» **What you have to do**: Search the listing for the string "Google" and copy every line that contains it.

» **Dataset entries**:
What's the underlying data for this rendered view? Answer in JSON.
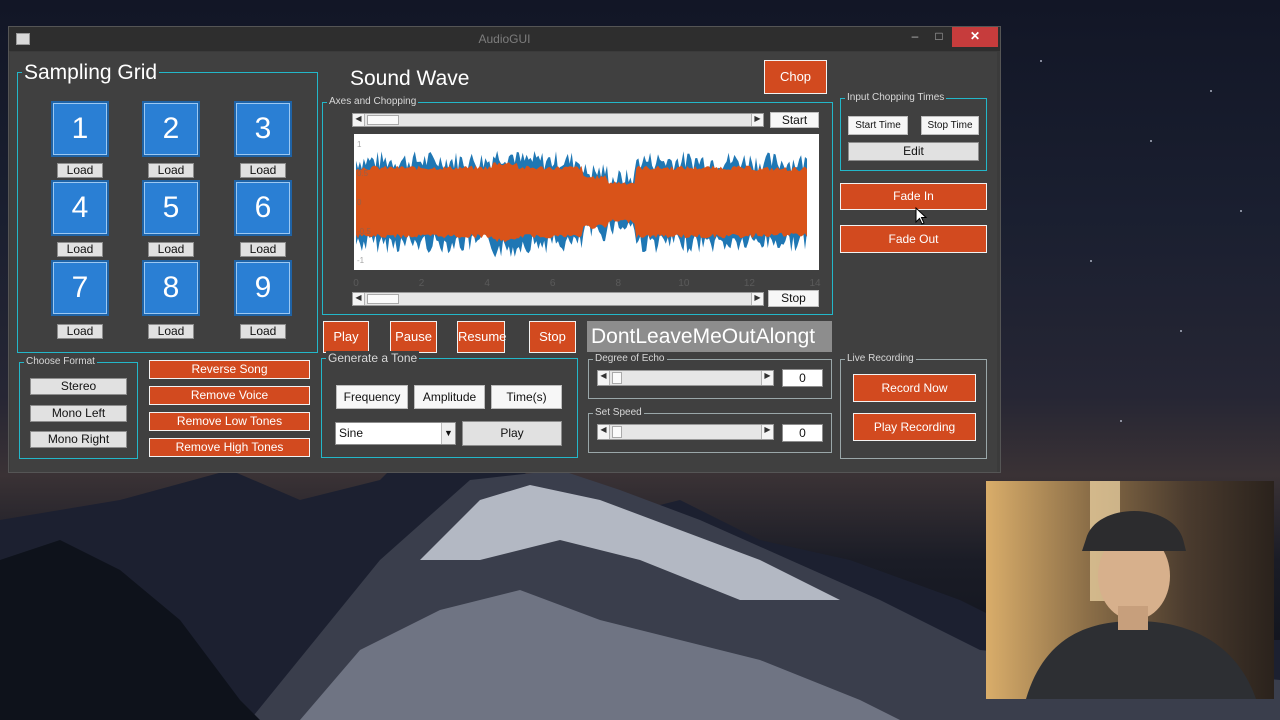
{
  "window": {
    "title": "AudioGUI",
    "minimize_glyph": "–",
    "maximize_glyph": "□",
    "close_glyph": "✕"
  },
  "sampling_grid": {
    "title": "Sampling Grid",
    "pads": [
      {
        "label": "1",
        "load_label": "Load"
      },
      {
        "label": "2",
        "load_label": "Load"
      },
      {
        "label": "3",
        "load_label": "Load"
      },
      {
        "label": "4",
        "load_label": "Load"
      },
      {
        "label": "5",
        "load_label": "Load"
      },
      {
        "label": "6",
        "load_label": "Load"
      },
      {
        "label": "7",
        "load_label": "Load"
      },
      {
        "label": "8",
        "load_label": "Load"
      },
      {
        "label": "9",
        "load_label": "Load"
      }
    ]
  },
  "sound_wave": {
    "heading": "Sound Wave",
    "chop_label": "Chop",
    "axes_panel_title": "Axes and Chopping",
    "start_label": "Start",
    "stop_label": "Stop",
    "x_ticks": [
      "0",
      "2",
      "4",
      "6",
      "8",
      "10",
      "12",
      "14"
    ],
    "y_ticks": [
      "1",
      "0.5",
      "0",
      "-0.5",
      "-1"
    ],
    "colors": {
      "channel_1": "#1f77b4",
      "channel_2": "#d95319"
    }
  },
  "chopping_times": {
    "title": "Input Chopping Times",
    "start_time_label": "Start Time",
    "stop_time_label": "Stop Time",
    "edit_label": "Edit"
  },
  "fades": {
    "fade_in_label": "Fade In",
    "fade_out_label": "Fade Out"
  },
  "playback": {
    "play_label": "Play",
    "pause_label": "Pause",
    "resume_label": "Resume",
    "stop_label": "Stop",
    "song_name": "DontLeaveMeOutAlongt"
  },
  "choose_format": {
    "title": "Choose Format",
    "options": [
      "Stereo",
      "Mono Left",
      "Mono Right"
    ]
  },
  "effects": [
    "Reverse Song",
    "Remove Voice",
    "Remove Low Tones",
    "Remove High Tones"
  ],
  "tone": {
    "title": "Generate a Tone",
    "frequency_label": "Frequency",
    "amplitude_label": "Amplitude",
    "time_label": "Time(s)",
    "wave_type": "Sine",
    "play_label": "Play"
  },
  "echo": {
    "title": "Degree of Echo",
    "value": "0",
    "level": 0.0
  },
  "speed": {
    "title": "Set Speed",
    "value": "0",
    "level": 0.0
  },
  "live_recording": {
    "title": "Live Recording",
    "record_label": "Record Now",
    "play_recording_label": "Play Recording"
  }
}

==

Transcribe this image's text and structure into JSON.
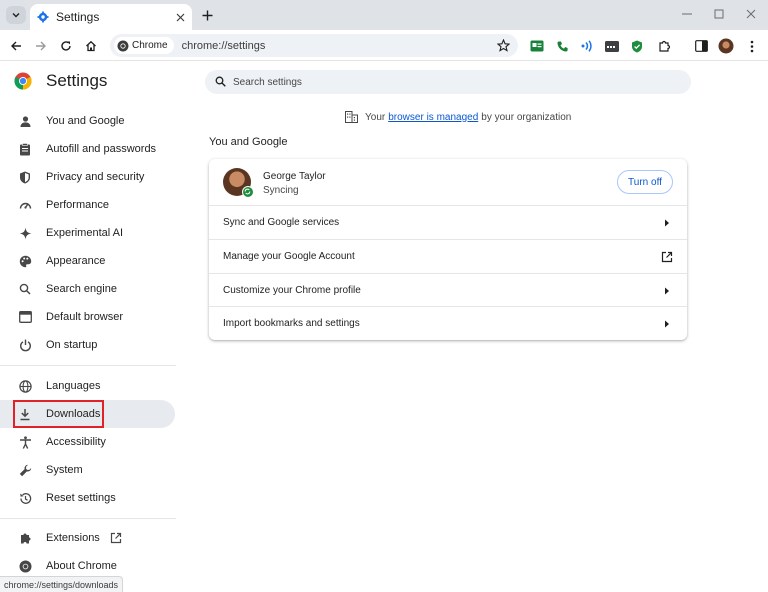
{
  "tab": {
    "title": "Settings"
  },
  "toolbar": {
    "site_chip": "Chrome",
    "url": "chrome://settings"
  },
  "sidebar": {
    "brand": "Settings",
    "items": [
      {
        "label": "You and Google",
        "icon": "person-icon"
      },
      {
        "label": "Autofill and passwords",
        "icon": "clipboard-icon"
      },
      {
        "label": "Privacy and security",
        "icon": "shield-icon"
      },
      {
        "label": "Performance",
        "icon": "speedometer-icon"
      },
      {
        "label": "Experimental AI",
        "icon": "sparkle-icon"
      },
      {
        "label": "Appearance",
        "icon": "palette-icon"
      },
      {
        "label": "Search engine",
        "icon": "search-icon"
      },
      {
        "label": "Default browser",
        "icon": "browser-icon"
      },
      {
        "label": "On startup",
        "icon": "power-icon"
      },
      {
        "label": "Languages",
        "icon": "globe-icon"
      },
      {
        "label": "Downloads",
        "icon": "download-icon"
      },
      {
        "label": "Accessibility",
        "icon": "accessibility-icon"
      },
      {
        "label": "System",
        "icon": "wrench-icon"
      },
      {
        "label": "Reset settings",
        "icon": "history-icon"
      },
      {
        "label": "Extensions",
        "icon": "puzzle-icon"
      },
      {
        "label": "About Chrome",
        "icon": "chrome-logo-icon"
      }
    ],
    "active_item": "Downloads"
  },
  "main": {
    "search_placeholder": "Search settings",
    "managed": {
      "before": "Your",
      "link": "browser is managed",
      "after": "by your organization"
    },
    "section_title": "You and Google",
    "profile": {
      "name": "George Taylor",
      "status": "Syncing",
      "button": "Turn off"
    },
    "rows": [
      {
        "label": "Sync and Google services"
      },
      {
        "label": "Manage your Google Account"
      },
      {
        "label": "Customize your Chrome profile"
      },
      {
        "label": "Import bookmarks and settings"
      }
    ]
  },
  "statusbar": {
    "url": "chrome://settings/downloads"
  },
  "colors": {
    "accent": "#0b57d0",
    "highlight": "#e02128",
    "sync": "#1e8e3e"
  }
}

» **Solution**:
        "label": "You and Google",
    "section_title": "You and Google",
        "label": "Sync and Google services"
        "label": "Manage your Google Account"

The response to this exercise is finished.